Fertility doctors ‘terrified’ by Alabama court ruling that classifies embryos as unborn children

The fertility regulator is looking at possible instances of a faulty egg-freezing solution being used at clinics in the UK (Alamy/PA) ((Alamy/PA))
The fertility regulator is looking at possible instances of a faulty egg-freezing solution being used at clinics in the UK (Alamy/PA) ((Alamy/PA))

An Alabama Supreme Court ruling that classified frozen embryos as children under state law has left fertility doctors “terrified” and may force clinics to close their doors, campaigners have warned.

In a decision that could have profound consequences for both patients seeking fertility care and the medical professionals that provide it, the state’s highest court allowed for a wrongful death lawsuit to be brought over the destruction of frozen embryos in an incident at an Alabama clinic in 2020.

By classifying the frozen embryos as unborn children in their ruling, the justices opened the way for the plaintiffs in the lawsuit — three couples whose fertilised embryos were destroyed — to seek damages from the clinic for wrongful death.

That ruling may force clinics that provide in vitro fertilisation, or IVF, treatment to close over fears of being held liable for any damage to embryos during the freezing process, according to Sean Tipton, policy officer with the American Society for Reproductive Medicine (ASRM).

“Physicians and the other staff at the infertility clinics in Alabama are terrified, justifiably so,” Mr Tipton told The Independent, after speaking with doctors in the state. “If, right now, they provide state-of-the-art recommended care to their patients, they’re putting themselves and their businesses at incredible risk.”

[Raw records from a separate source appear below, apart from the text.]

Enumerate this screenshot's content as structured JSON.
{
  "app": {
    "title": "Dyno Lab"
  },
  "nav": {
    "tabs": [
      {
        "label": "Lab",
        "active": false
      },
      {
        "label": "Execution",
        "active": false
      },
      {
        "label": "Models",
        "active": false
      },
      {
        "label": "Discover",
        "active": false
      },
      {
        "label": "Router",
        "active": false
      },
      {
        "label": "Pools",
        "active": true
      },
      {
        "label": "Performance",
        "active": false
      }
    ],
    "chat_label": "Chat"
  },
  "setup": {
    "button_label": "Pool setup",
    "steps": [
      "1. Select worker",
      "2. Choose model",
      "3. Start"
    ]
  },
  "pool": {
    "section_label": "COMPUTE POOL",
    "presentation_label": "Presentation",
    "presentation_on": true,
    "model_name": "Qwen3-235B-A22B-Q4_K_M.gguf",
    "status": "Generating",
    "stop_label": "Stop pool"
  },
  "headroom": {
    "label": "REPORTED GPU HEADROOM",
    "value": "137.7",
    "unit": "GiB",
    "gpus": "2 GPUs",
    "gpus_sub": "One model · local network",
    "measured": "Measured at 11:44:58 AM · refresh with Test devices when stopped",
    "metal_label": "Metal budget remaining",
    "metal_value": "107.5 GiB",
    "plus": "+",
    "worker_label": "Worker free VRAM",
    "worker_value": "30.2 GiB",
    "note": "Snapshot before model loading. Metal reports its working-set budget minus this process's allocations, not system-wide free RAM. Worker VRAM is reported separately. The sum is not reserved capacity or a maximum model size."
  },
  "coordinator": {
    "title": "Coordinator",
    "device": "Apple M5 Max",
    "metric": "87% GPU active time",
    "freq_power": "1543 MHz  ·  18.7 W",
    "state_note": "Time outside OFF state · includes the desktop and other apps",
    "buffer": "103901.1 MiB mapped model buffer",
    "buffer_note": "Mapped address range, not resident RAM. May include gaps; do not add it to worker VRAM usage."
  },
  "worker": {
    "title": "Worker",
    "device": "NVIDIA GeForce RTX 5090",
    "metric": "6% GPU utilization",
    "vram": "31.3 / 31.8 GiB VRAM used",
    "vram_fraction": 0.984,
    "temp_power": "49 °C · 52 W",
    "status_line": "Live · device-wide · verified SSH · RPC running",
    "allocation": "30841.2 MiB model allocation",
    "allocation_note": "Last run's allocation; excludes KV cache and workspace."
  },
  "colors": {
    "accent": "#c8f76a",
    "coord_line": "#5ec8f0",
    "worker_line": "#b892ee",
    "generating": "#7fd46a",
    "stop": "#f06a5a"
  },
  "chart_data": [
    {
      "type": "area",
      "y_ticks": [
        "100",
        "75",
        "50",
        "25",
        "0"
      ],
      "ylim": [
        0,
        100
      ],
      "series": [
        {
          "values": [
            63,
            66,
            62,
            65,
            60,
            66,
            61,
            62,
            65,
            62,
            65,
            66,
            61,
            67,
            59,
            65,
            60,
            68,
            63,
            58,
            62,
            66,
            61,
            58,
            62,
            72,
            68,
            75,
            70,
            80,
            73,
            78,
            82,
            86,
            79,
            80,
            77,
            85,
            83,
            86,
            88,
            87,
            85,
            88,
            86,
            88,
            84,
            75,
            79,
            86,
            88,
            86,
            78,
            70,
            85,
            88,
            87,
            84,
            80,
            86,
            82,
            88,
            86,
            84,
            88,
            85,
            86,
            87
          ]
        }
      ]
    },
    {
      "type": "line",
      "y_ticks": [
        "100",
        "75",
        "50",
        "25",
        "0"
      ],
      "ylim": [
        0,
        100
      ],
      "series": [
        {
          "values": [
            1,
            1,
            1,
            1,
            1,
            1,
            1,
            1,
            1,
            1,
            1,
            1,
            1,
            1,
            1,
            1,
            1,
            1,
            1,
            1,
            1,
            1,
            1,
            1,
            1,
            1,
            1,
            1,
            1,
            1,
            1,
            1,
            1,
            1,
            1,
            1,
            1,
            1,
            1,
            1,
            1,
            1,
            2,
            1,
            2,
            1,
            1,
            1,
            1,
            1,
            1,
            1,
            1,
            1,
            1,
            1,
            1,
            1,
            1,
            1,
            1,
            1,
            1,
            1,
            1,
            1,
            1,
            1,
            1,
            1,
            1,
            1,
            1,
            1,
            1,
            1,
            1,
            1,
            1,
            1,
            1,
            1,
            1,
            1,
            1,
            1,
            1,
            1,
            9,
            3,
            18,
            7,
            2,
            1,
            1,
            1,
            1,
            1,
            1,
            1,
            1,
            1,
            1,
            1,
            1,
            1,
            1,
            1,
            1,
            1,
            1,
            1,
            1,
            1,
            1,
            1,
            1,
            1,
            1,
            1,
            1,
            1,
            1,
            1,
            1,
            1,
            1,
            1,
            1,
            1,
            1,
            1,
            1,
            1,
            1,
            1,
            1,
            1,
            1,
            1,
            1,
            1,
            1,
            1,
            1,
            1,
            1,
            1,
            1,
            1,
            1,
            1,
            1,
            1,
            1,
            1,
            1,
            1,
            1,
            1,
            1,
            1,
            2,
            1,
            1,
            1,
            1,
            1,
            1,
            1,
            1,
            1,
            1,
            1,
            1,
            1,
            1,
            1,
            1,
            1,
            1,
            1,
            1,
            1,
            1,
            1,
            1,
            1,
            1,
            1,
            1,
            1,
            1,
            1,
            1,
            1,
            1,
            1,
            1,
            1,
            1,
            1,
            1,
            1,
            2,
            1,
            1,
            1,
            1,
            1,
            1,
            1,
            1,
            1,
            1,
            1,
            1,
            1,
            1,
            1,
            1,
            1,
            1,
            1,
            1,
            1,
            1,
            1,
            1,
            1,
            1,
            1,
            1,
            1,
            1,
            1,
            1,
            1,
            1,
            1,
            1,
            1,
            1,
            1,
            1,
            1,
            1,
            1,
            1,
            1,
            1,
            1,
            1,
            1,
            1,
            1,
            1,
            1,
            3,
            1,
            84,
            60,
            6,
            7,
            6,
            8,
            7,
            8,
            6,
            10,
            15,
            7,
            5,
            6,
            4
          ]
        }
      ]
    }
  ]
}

The process of IVF often requires the fertilisation of many eggs to increase the chance that one will become a viable pregnancy. The embryo with the best chance of succeeding in the womb will be transferred, while the rest are usually frozen and kept in case the transfer fails or the patient wants to have another child.

Pro-choice groups like the ASRM have warned that anti-abortion campaigners view the battle over embryos as their next fight, following a successful, decades-long campaign to overturn Roe v Wade.

“Clearly this is part of a very fierce anti-choice agenda in the state of Alabama. This is this is abortion politics through and through,” Mr Tipton said of the ruling.

“I think this exposes the truth that the anti-choice argument is about controlling women and reproduction, not just about stopping abortion. The ultimate pro-life medical technology and it has been threatened by this ruling,” he added.

Overturning a lower court decision that classified the case as a property dispute, Alabama Justice Jay Mitchell wrote in the majority ruling last week that an 1872 state law allowing parents to sue over the death of a minor child also applied to embryos.

“Unborn children are ‘children’ ... without exception based on developmental stage, physical location, or any other ancillary characteristics,” he wrote.

The decision to classify frozen embryos as children raises a series of complicated questions about the legality of standard IVF processes in the state of Alabama. Usually, a clinic will be responsible for ensuring the decision of a patient who wants to keep, donate or destroy their embryos.

The court ruling also raises the prospect that the case and cause of classifying embryos as children may be taken up in other states by anti-abortion campaigners, or in a federal court, which could threaten the medical treatment nationwide.

In its ruling, the Alabama Supreme Court referred to anti-abortion language added to the state’s constitution in 2018, which made it the policy of the state to “ensure the protection of the rights of the unborn child.”

In a concurring opinion to the ruling, Chief Justice Tom Parker quoted the Bible.

“Even before birth, all human beings bear the image of God, and their lives cannot be destroyed without effacing his glory,” Justice Parker said.

The ruling may deter patients from seeking fertility treatment in the state over fears of what will happen to any embryos they freeze.